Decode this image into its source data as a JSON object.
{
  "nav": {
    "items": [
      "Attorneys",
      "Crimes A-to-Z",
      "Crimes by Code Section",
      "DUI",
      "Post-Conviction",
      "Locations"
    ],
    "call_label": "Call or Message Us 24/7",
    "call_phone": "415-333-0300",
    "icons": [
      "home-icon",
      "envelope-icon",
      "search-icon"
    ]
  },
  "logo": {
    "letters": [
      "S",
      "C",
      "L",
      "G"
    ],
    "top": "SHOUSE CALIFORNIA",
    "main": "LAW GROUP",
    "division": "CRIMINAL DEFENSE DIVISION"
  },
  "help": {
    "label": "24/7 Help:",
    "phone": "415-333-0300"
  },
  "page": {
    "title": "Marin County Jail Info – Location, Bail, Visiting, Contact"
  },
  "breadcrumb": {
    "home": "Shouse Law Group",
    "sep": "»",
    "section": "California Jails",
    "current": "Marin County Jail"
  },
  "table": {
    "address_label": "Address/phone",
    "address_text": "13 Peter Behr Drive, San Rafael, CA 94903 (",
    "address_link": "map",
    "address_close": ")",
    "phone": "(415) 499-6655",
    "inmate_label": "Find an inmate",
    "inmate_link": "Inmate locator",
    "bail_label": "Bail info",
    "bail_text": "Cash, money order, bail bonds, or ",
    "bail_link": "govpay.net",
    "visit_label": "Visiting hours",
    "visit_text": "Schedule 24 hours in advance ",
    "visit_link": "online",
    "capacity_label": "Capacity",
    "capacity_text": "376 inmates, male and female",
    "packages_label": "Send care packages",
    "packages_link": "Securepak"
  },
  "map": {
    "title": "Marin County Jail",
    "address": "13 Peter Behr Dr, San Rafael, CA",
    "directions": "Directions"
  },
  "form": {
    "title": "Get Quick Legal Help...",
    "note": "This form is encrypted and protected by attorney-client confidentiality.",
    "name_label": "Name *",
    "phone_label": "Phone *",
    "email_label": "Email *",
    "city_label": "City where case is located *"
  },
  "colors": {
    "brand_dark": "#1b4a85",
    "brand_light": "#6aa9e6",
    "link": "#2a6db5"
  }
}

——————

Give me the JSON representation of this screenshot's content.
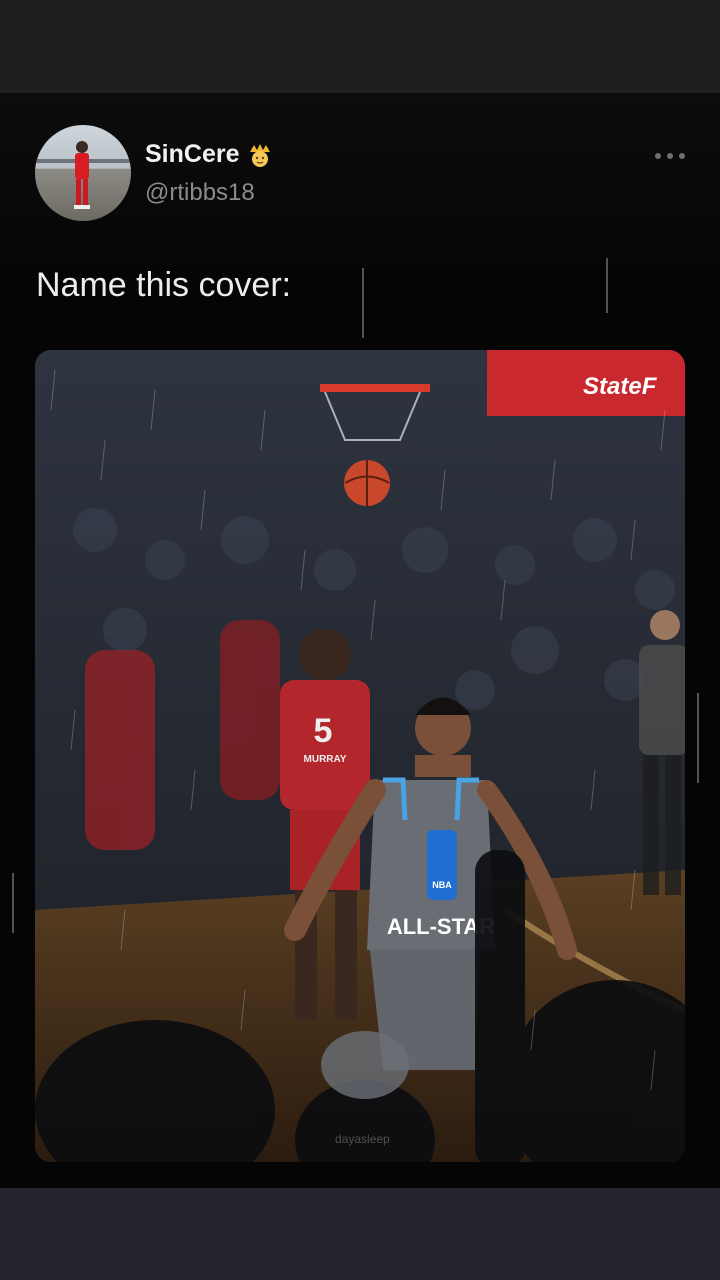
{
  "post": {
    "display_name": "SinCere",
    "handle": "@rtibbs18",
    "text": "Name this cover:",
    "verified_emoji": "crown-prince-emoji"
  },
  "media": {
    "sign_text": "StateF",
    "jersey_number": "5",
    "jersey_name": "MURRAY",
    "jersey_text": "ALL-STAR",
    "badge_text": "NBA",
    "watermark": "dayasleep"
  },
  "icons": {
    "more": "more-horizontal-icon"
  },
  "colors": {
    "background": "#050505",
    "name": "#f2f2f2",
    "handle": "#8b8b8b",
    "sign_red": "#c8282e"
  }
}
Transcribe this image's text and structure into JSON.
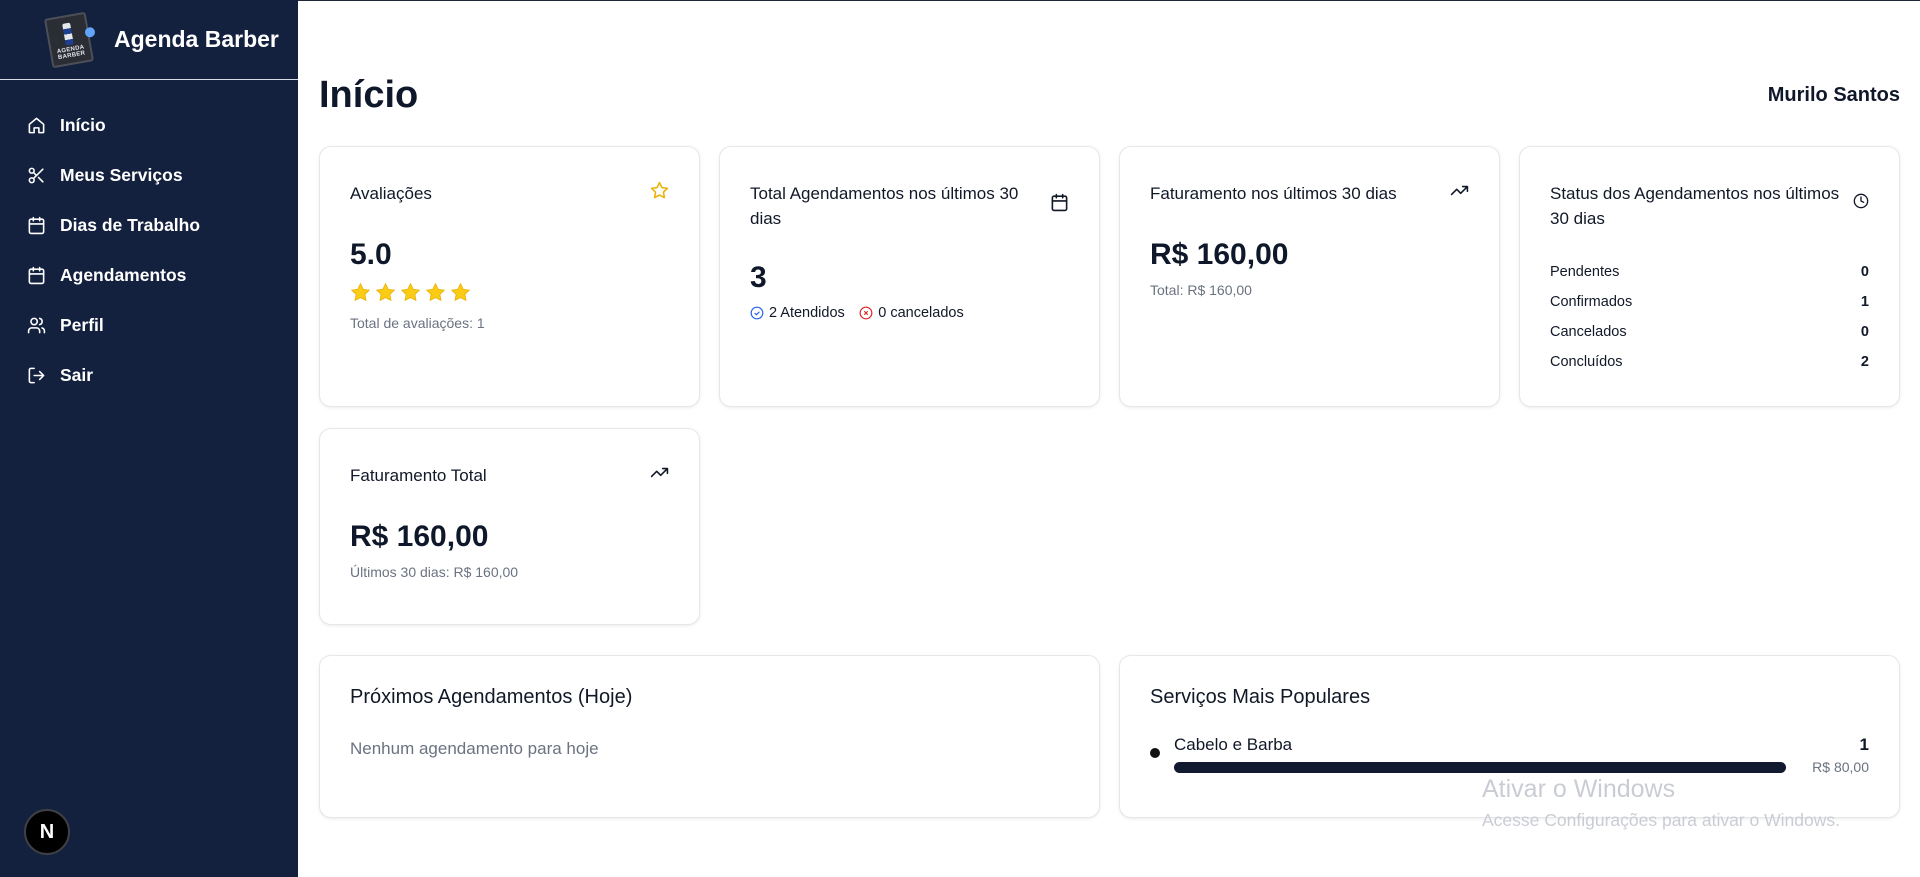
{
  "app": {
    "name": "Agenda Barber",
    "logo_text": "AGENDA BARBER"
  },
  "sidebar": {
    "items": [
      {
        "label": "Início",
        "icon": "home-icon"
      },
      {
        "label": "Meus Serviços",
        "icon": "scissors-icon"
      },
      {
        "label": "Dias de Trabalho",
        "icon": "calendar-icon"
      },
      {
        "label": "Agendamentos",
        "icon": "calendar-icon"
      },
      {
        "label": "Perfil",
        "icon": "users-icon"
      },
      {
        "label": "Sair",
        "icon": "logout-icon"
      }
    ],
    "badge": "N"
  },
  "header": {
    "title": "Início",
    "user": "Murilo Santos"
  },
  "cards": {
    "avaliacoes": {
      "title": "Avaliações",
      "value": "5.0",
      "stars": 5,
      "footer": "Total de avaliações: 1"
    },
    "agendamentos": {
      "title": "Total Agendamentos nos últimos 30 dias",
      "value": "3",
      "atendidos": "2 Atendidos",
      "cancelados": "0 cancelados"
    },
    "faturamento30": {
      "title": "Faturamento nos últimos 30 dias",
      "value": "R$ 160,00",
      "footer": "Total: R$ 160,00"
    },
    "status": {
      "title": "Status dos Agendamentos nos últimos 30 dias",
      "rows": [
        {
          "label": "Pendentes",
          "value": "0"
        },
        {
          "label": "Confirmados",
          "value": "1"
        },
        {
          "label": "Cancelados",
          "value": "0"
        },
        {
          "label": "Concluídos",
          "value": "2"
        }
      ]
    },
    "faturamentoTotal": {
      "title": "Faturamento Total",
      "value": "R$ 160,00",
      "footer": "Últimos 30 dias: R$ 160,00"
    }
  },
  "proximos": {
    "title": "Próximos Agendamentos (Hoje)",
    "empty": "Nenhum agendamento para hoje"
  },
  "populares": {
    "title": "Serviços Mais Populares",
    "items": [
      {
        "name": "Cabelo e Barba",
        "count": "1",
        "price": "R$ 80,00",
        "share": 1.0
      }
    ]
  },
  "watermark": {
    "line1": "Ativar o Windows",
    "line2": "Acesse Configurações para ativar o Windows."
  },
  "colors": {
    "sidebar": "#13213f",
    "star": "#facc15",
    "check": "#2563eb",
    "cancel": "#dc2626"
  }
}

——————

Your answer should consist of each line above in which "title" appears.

■ Written reply ■
    "title": "Marin County Jail Info – Location, Bail, Visiting, Contact"
    "title": "Marin County Jail",
    "title": "Get Quick Legal Help...",
    "title": "Início",
      "title": "Avaliações",
      "title": "Total Agendamentos nos últimos 30 dias",
      "title": "Faturamento nos últimos 30 dias",
      "title": "Status dos Agendamentos nos últimos 30 dias",
      "title": "Faturamento Total",
    "title": "Próximos Agendamentos (Hoje)",
    "title": "Serviços Mais Populares",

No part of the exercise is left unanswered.